How to Become a Better Poker Player

Poker is a card game where players make bets on the strength of their cards in order to form one of four types of hands: a straight, a flush, three of a kind, or a pair. The player with the highest-ranking hand wins the pot, which is the sum of all bets made. A player may also win by bluffing, but this is considered a rare occurrence.

The game is typically played with chips that represent money. The player starts the betting with a chip worth the minimum amount required for an ante, and each player after him places his bet in a pile called the pot. A player can also “buy in” for more chips than the minimum.

There are many things that can go wrong at a poker table, but the good news is that there are ways to improve your game. Many successful professional poker players started out as amateurs. In fact, even Tom Dwan started out playing home games and winning small tournaments before becoming a millionaire.

To become a better poker player, you have to learn to read your opponents and be aware of their tells. This can be a huge advantage in the game, as it will help you to assess your opponent’s hands and determine whether or not they are holding a strong one.

One of the most important skills you can develop is working out the probability of a particular hand, and then comparing that to the risk of raising your bet. This will help you to make more informed decisions, and ultimately to win more money.

You must also be able to make decisions quickly and under pressure. In a fast-paced game, it’s easy to let emotions like anger or frustration boil over, and this can lead to negative consequences. It’s important to keep your emotions under control, and poker helps you do this by teaching you to evaluate the situation on a rational basis.

The game also teaches you how to calculate odds, which is useful in many situations outside of the poker table. Being able to quickly work out the probability of a hand will help you to make the right decisions at the table, and it’ll also improve your general maths skills.

Finally, the game of poker can teach you how to manage your bankroll and avoid going broke. This is an important skill in both poker and life in general, as it will teach you to be more careful with your money and to know when to quit while you’re ahead.

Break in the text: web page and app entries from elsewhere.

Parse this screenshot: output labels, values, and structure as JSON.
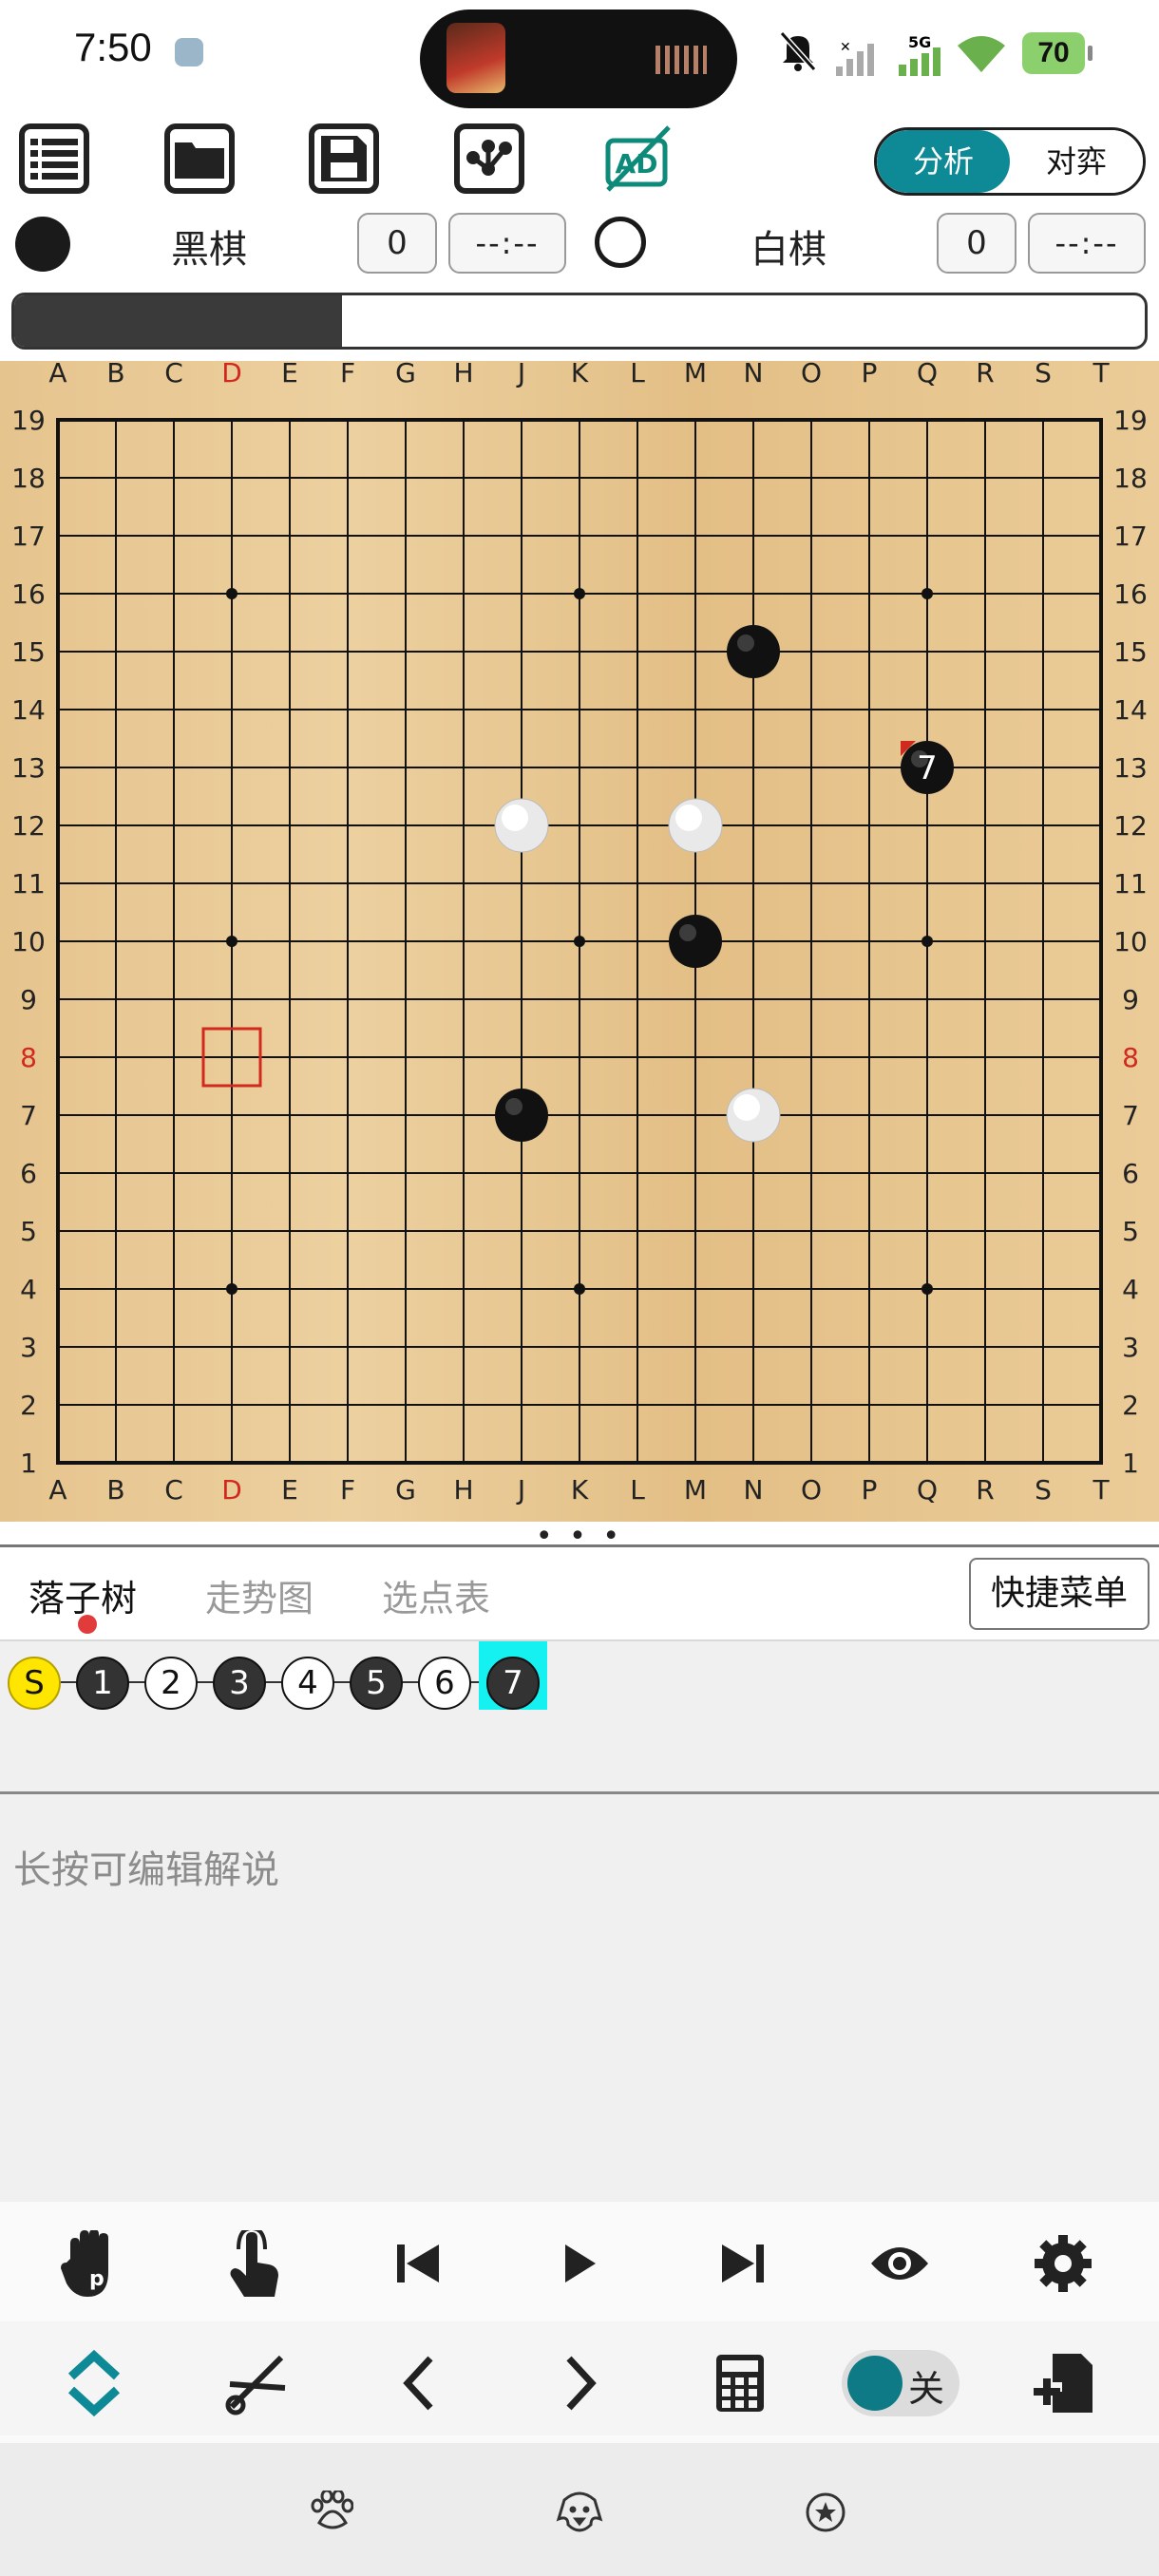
{
  "status_bar": {
    "time": "7:50",
    "network": "5G",
    "battery": "70"
  },
  "toolbar": {
    "items": [
      {
        "name": "list-icon"
      },
      {
        "name": "folder-icon"
      },
      {
        "name": "save-icon"
      },
      {
        "name": "tree-icon"
      },
      {
        "name": "ad-off-icon",
        "label": "AD"
      }
    ],
    "mode_analysis": "分析",
    "mode_play": "对弈"
  },
  "players": {
    "black": {
      "label": "黑棋",
      "captures": "0",
      "time": "--:--"
    },
    "white": {
      "label": "白棋",
      "captures": "0",
      "time": "--:--"
    }
  },
  "winrate": {
    "black_fraction": 0.29
  },
  "board": {
    "size": 19,
    "columns": [
      "A",
      "B",
      "C",
      "D",
      "E",
      "F",
      "G",
      "H",
      "J",
      "K",
      "L",
      "M",
      "N",
      "O",
      "P",
      "Q",
      "R",
      "S",
      "T"
    ],
    "rows": [
      "19",
      "18",
      "17",
      "16",
      "15",
      "14",
      "13",
      "12",
      "11",
      "10",
      "9",
      "8",
      "7",
      "6",
      "5",
      "4",
      "3",
      "2",
      "1"
    ],
    "highlight_column": "D",
    "highlight_row": "8",
    "colors": {
      "grid": "#111111",
      "highlight": "#d0291e",
      "wood": "#e8c892"
    },
    "stones": [
      {
        "point": "N15",
        "color": "black"
      },
      {
        "point": "Q13",
        "color": "black",
        "label": "7",
        "last": true
      },
      {
        "point": "J12",
        "color": "white"
      },
      {
        "point": "M12",
        "color": "white"
      },
      {
        "point": "M10",
        "color": "black"
      },
      {
        "point": "J7",
        "color": "black"
      },
      {
        "point": "N7",
        "color": "white"
      }
    ],
    "cursor_point": "D8"
  },
  "handle_glyph": "• • •",
  "panel_tabs": [
    {
      "label": "落子树",
      "active": true
    },
    {
      "label": "走势图",
      "active": false
    },
    {
      "label": "选点表",
      "active": false
    }
  ],
  "quick_menu": "快捷菜单",
  "move_tree": [
    {
      "label": "S",
      "kind": "s"
    },
    {
      "label": "1",
      "kind": "b"
    },
    {
      "label": "2",
      "kind": "w"
    },
    {
      "label": "3",
      "kind": "b"
    },
    {
      "label": "4",
      "kind": "w"
    },
    {
      "label": "5",
      "kind": "b"
    },
    {
      "label": "6",
      "kind": "w"
    },
    {
      "label": "7",
      "kind": "b",
      "selected": true
    }
  ],
  "comment_placeholder": "长按可编辑解说",
  "controls": {
    "row1": [
      "hand-p-icon",
      "touch-icon",
      "first-move-icon",
      "play-icon",
      "last-move-icon",
      "eye-icon",
      "gear-icon"
    ],
    "row2": [
      "collapse-icon",
      "scissors-icon",
      "prev-icon",
      "next-icon",
      "calculator-icon",
      "toggle",
      "add-file-icon"
    ],
    "toggle_label": "关"
  },
  "nav_bar": [
    "paw-icon",
    "dog-icon",
    "star-icon"
  ]
}
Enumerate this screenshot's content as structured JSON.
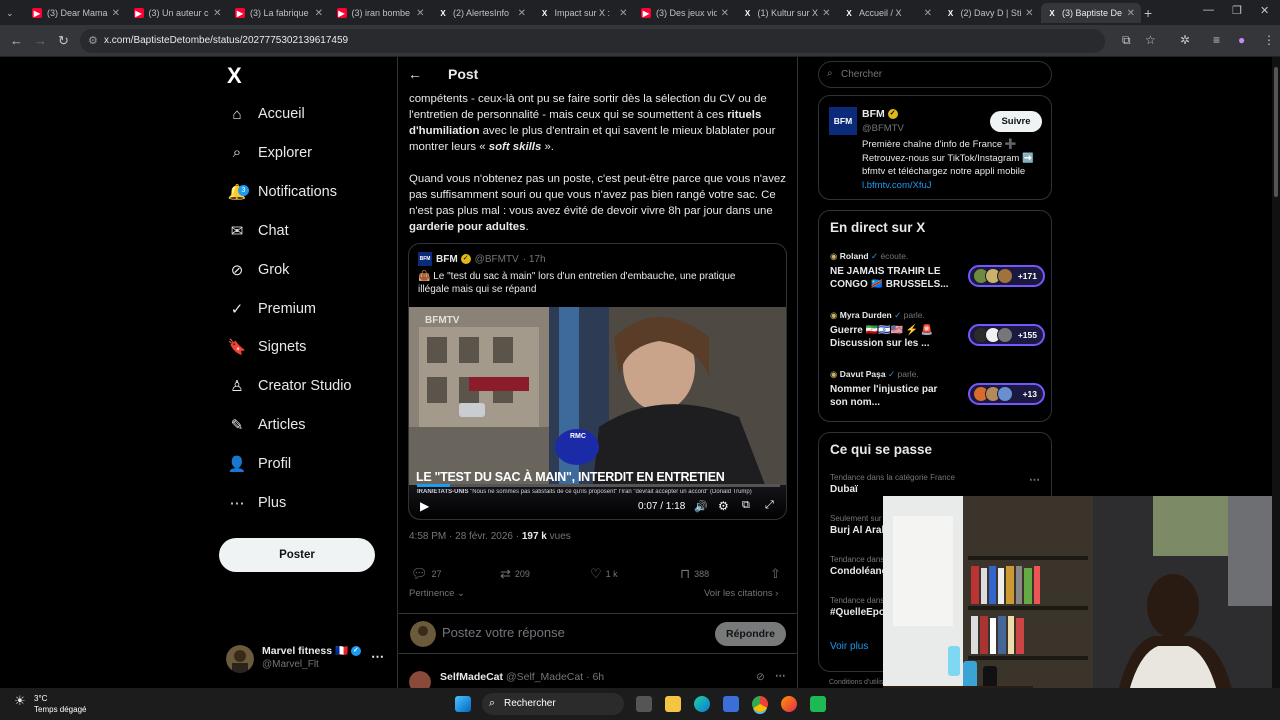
{
  "browser": {
    "tabs": [
      {
        "label": "(3) Dear Mama",
        "icon": "youtube-icon"
      },
      {
        "label": "(3) Un auteur c",
        "icon": "youtube-icon"
      },
      {
        "label": "(3) La fabrique",
        "icon": "youtube-icon"
      },
      {
        "label": "(3) iran bombe",
        "icon": "youtube-icon"
      },
      {
        "label": "(2) AlertesInfo",
        "icon": "x-icon"
      },
      {
        "label": "Impact sur X :",
        "icon": "x-icon"
      },
      {
        "label": "(3) Des jeux vid",
        "icon": "youtube-icon"
      },
      {
        "label": "(1) Kultur sur X",
        "icon": "x-icon"
      },
      {
        "label": "Accueil / X",
        "icon": "x-icon"
      },
      {
        "label": "(2) Davy D | Sti",
        "icon": "x-icon"
      },
      {
        "label": "(3) Baptiste De",
        "icon": "x-icon",
        "active": true
      }
    ],
    "url": "x.com/BaptisteDetombe/status/2027775302139617459"
  },
  "sidebar": {
    "logo": "X",
    "items": [
      {
        "label": "Accueil",
        "icon": "home-icon",
        "glyph": "⌂"
      },
      {
        "label": "Explorer",
        "icon": "search-icon",
        "glyph": "⌕"
      },
      {
        "label": "Notifications",
        "icon": "bell-icon",
        "glyph": "🔔",
        "badge": "3"
      },
      {
        "label": "Chat",
        "icon": "mail-icon",
        "glyph": "✉"
      },
      {
        "label": "Grok",
        "icon": "grok-icon",
        "glyph": "⊘"
      },
      {
        "label": "Premium",
        "icon": "verified-icon",
        "glyph": "✓"
      },
      {
        "label": "Signets",
        "icon": "bookmark-icon",
        "glyph": "🔖"
      },
      {
        "label": "Creator Studio",
        "icon": "creator-icon",
        "glyph": "♙"
      },
      {
        "label": "Articles",
        "icon": "article-icon",
        "glyph": "✎"
      },
      {
        "label": "Profil",
        "icon": "profile-icon",
        "glyph": "👤"
      },
      {
        "label": "Plus",
        "icon": "more-icon",
        "glyph": "⋯"
      }
    ],
    "post_button": "Poster",
    "account": {
      "name": "Marvel fitness 🇫🇷",
      "handle": "@Marvel_Flt"
    }
  },
  "main": {
    "header": "Post",
    "paragraph1": {
      "a": "compétents - ceux-là ont pu se faire sortir dès la sélection du CV ou de l'entretien de personnalité - mais ceux qui se soumettent à ces ",
      "b": "rituels d'humiliation",
      "c": " avec le plus d'entrain et qui savent le mieux blablater pour montrer leurs « ",
      "d": "soft skills",
      "e": " »."
    },
    "paragraph2": {
      "a": "Quand vous n'obtenez pas un poste, c'est peut-être parce que vous n'avez pas suffisamment souri ou que vous n'avez pas bien rangé votre sac. Ce n'est pas plus mal : vous avez évité de devoir vivre 8h par jour dans une ",
      "b": "garderie pour adultes",
      "c": "."
    },
    "quote": {
      "author": "BFM",
      "handle": "@BFMTV",
      "time": "· 17h",
      "text": "👜 Le \"test du sac à main\" lors d'un entretien d'embauche, une pratique illégale mais qui se répand",
      "video": {
        "channel_logo": "BFMTV",
        "banner": "LE \"TEST DU SAC À MAIN\", INTERDIT EN ENTRETIEN",
        "ticker_label": "IRAN/ÉTATS-UNIS",
        "ticker_text": "\"Nous ne sommes pas satisfaits de ce qu'ils proposent\" l'Iran \"devrait accepter un accord\" (Donald Trump)",
        "mic_text": "RMC",
        "time": "0:07 / 1:18",
        "progress": 0.09
      }
    },
    "meta": {
      "time": "4:58 PM · 28 févr. 2026 · ",
      "views": "197 k",
      "views_label": " vues"
    },
    "actions": {
      "replies": "27",
      "reposts": "209",
      "likes": "1 k",
      "bookmarks": "388"
    },
    "relevance": "Pertinence ⌄",
    "citations": "Voir les citations ›",
    "reply_placeholder": "Postez votre réponse",
    "reply_button": "Répondre",
    "next_tweet": {
      "name": "SelfMadeCat",
      "handle": "@Self_MadeCat · 6h"
    }
  },
  "right": {
    "search_placeholder": "Chercher",
    "bfm_card": {
      "name": "BFM",
      "handle": "@BFMTV",
      "logo": "BFM",
      "follow": "Suivre",
      "bio": "Première chaîne d'info de France ➕ Retrouvez-nous sur TikTok/Instagram ➡️ bfmtv et téléchargez notre appli mobile",
      "link": "l.bfmtv.com/XfuJ"
    },
    "live": {
      "title": "En direct sur X",
      "items": [
        {
          "host": "Roland",
          "status": "écoute.",
          "title": "NE JAMAIS TRAHIR LE CONGO 🇨🇩 BRUSSELS...",
          "count": "+171"
        },
        {
          "host": "Myra Durden",
          "status": "parle.",
          "title": "Guerre 🇮🇷🇮🇱🇺🇸 ⚡ 🚨 Discussion sur les ...",
          "count": "+155"
        },
        {
          "host": "Davut Paşa",
          "status": "parle.",
          "title": "Nommer l'injustice par son nom...",
          "count": "+13"
        }
      ]
    },
    "trends": {
      "title": "Ce qui se passe",
      "items": [
        {
          "category": "Tendance dans la catégorie France",
          "name": "Dubaï"
        },
        {
          "category": "Seulement sur X",
          "name": "Burj Al Arab"
        },
        {
          "category": "Tendance dans la catégorie France",
          "name": "Condoléances"
        },
        {
          "category": "Tendance dans la catégorie France",
          "name": "#QuelleEpoque"
        }
      ],
      "more": "Voir plus"
    },
    "footer": "Conditions d'utilisation"
  },
  "taskbar": {
    "weather_temp": "3°C",
    "weather_desc": "Temps dégagé",
    "search": "Rechercher"
  }
}
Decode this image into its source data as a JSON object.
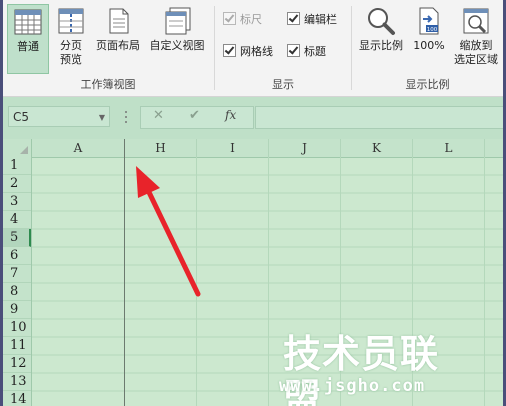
{
  "ribbon": {
    "workbook_views": {
      "label": "工作簿视图",
      "buttons": [
        {
          "line1": "普通",
          "line2": "",
          "active": true
        },
        {
          "line1": "分页",
          "line2": "预览"
        },
        {
          "line1": "页面布局",
          "line2": ""
        },
        {
          "line1": "自定义视图",
          "line2": ""
        }
      ]
    },
    "show": {
      "label": "显示",
      "checks": [
        {
          "label": "标尺",
          "checked": true,
          "disabled": true
        },
        {
          "label": "编辑栏",
          "checked": true,
          "disabled": false
        },
        {
          "label": "网格线",
          "checked": true,
          "disabled": false
        },
        {
          "label": "标题",
          "checked": true,
          "disabled": false
        }
      ]
    },
    "zoom": {
      "label": "显示比例",
      "buttons": [
        {
          "line1": "显示比例",
          "line2": ""
        },
        {
          "line1": "100%",
          "line2": ""
        },
        {
          "line1": "缩放到",
          "line2": "选定区域"
        }
      ]
    }
  },
  "formula_bar": {
    "name_box": "C5",
    "cancel_glyph": "✕",
    "enter_glyph": "✔",
    "fx_glyph": "fx",
    "formula": ""
  },
  "sheet": {
    "columns": [
      "A",
      "H",
      "I",
      "J",
      "K",
      "L"
    ],
    "rows": [
      "1",
      "2",
      "3",
      "4",
      "5",
      "6",
      "7",
      "8",
      "9",
      "10",
      "11",
      "12",
      "13",
      "14"
    ],
    "selected_row": "5"
  },
  "watermark": {
    "title": "技术员联盟",
    "url": "www.jsgho.com"
  },
  "colors": {
    "sheet_bg": "#cce8cf",
    "header_bg": "#c4e3cb",
    "arrow": "#e8232a",
    "frame": "#4a4e7a"
  },
  "icons": {
    "normal": "grid-view-icon",
    "page_break": "page-break-icon",
    "page_layout": "page-layout-icon",
    "custom_view": "custom-view-icon",
    "zoom": "magnifier-icon",
    "zoom_100": "zoom-100-icon",
    "zoom_selection": "zoom-selection-icon"
  }
}
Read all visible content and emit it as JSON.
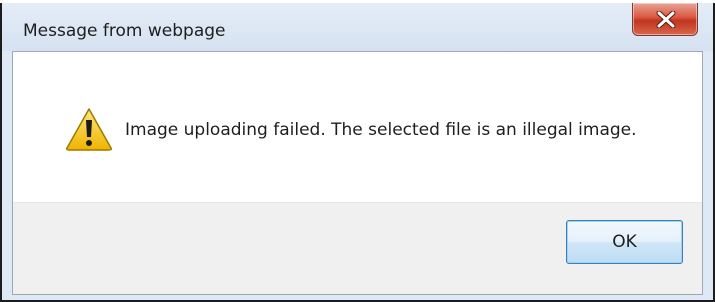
{
  "window": {
    "title": "Message from webpage",
    "close_icon": "close-icon"
  },
  "dialog": {
    "icon": "warning-icon",
    "message": "Image uploading failed. The selected file is an illegal image.",
    "ok_label": "OK"
  },
  "colors": {
    "close_button": "#c94a32",
    "ok_border": "#3c7fb1",
    "warning_fill": "#f5c400"
  }
}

In the end, poker is just a game of chance, but it can be a lot of fun if you play smart and keep your emotions in check.